** BRIEF **
Each line of the listing that includes "handle" should be reported.

** RAW DATA **
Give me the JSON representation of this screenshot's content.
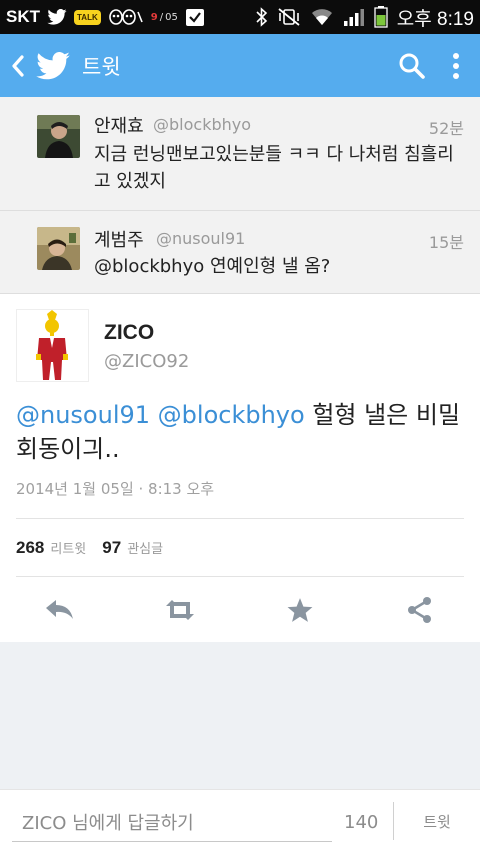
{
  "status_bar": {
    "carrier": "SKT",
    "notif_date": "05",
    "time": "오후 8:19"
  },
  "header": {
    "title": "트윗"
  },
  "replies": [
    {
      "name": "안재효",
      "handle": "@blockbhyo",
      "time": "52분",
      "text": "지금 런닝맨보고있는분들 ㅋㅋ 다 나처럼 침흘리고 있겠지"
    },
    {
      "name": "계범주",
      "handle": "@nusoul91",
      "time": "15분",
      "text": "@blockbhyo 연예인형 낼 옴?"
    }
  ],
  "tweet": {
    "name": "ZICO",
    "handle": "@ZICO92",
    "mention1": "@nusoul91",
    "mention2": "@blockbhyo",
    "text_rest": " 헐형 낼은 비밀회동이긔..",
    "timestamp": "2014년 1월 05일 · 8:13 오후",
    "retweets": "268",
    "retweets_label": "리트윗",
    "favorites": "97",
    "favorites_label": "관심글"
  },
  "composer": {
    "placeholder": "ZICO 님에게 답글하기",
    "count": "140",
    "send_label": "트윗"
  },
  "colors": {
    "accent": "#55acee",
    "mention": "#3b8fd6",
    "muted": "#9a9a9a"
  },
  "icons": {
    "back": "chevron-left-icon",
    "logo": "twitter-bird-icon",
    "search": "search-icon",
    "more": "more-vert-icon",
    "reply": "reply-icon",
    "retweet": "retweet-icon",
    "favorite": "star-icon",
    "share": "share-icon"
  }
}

** EXPECTED OUTPUT **
      "handle": "@blockbhyo",
      "handle": "@nusoul91",
    "handle": "@ZICO92",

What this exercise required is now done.